• [Work order]: From the entries below, return every line that includes the word "label".

• [Input data]:
----------

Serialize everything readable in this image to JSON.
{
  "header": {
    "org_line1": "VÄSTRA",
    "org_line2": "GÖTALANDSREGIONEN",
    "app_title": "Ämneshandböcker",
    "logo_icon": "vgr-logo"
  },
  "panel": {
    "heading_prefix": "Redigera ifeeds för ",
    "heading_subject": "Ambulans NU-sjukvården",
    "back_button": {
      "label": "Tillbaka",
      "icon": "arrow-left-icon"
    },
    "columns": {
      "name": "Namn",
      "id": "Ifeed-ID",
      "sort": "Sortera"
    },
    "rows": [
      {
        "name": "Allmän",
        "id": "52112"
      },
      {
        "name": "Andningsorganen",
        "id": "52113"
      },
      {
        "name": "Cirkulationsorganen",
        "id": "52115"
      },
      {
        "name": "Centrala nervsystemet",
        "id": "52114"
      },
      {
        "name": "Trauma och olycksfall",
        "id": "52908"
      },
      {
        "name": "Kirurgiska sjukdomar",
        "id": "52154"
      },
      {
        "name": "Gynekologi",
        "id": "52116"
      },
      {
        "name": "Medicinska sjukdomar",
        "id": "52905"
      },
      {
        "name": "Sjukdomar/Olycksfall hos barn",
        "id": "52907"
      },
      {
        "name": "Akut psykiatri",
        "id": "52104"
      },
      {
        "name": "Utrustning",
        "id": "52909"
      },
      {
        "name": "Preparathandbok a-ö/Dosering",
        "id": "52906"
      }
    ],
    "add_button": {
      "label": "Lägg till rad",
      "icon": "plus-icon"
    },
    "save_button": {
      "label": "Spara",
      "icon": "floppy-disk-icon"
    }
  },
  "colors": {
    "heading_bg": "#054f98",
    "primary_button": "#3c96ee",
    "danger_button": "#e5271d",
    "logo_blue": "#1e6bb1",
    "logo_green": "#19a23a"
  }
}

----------

• [Task output]:
      "label": "Tillbaka",
      "label": "Lägg till rad",
      "label": "Spara",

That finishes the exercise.